Fuel-Efficient Rockets of the Future

By March 17, 2020blog
Fuel-Efficient Rockets of the Future

Launching anything into space requires plenty of fuel. The Space Shuttle, for example, needed over 3.5 million pounds of fuel. This is 15 times greater than the mass of a blue whale.

A space launch can consume a lot of fuel. Hence, a new type of fuel-efficient rocket engine for launch vehicles is undergoing development. This particular rocket engine will be extremely lightweight since it will consume far less fuel than conventional rocket engines.

Another advantage is that it will have a simpler construction. However, at this stage, the rocket engine design still needs research for stability and control.

University of Washington Research

University of Washington researchers have published a mathematical model that illustrates the manner in which these engines work. Using this information, engineers can design tests for the first time that can enhance the performance and improve the stability of these engines. This research can be found in the journal Physical Review, January 10, 2020.

The rotating engine concept is still in its earliest stages. James Koch, a doctoral student at the University of Washington specializing in astronautics and aeronautics, states that although there is a lot of data concerning these engines, explaining the results is not simple. Researchers are working to uncover the working principle behind the numbers. However, research is making progress as pattern formations can help to explain some of these results. This method proved to be much more useful than taking an engineering perspective such as finding the data points for maximum engine performance.

Conventional rocket engines generate thrust by burning propellant and then expelling it through a specially designed nozzle.

The Detonation Process

Rotating detonation engines have a different process for generating thrust. A typical engine has concentric cylinders inside. The propellant passes through gaps in the cylinders. When ignition takes place, there is a shockwave due to rapid heat release. A pulse of gas moving faster than the speed of sound propagates with high temperature and pressure. The ignition process is actually a detonation.

In conventional engines, a lot of moving parts are required for controlling and directing the gas flow in a manner that will generate optimal thrust. Rotating detonation engines can achieve this without the use of moving engine parts as the shock wave compresses gas flowing through the combustion chamber.

However, the problem lies in control since detonations can be quite unpredictable.


Researchers sought to unravel the underlying working principle by setting up an experimental model in which they could control parameters like the gap between the cylinders. High-speed cameras were in place to record data from combustion. Each experiment was completed in just half a second. However, since the cameras can record 240,000 frames per second, researchers had tens of thousands of images for each experiment.
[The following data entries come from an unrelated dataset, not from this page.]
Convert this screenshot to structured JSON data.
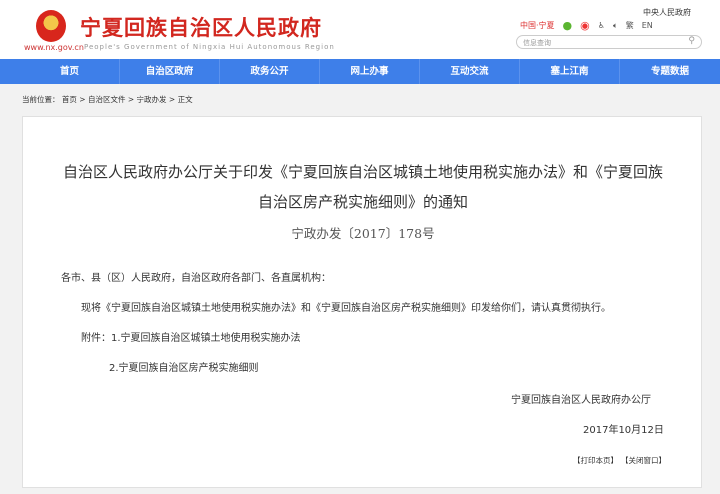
{
  "header": {
    "title": "宁夏回族自治区人民政府",
    "url": "www.nx.gov.cn",
    "title_en": "People's Government of Ningxia Hui Autonomous Region",
    "central_gov": "中央人民政府",
    "china_ningxia": "中国·宁夏",
    "traditional": "繁",
    "english": "EN",
    "search_placeholder": "信息查询"
  },
  "nav": [
    "首页",
    "自治区政府",
    "政务公开",
    "网上办事",
    "互动交流",
    "塞上江南",
    "专题数据"
  ],
  "breadcrumb": {
    "label": "当前位置：",
    "items": [
      "首页",
      "自治区文件",
      "宁政办发",
      "正文"
    ]
  },
  "article": {
    "title_line1": "自治区人民政府办公厅关于印发《宁夏回族自治区城镇土地使用税实施办法》和《宁夏回族",
    "title_line2": "自治区房产税实施细则》的通知",
    "doc_number": "宁政办发〔2017〕178号",
    "salutation": "各市、县（区）人民政府，自治区政府各部门、各直属机构：",
    "body": "现将《宁夏回族自治区城镇土地使用税实施办法》和《宁夏回族自治区房产税实施细则》印发给你们，请认真贯彻执行。",
    "attachment1": "附件：1.宁夏回族自治区城镇土地使用税实施办法",
    "attachment2": "2.宁夏回族自治区房产税实施细则",
    "issuer": "宁夏回族自治区人民政府办公厅",
    "date": "2017年10月12日",
    "print": "【打印本页】",
    "close": "【关闭窗口】"
  }
}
Researchers scrutinized these images to study the detonation process. The data and the consequent mathematical model will help to develop fuel-efficient rocket engines that will make space flights more economical.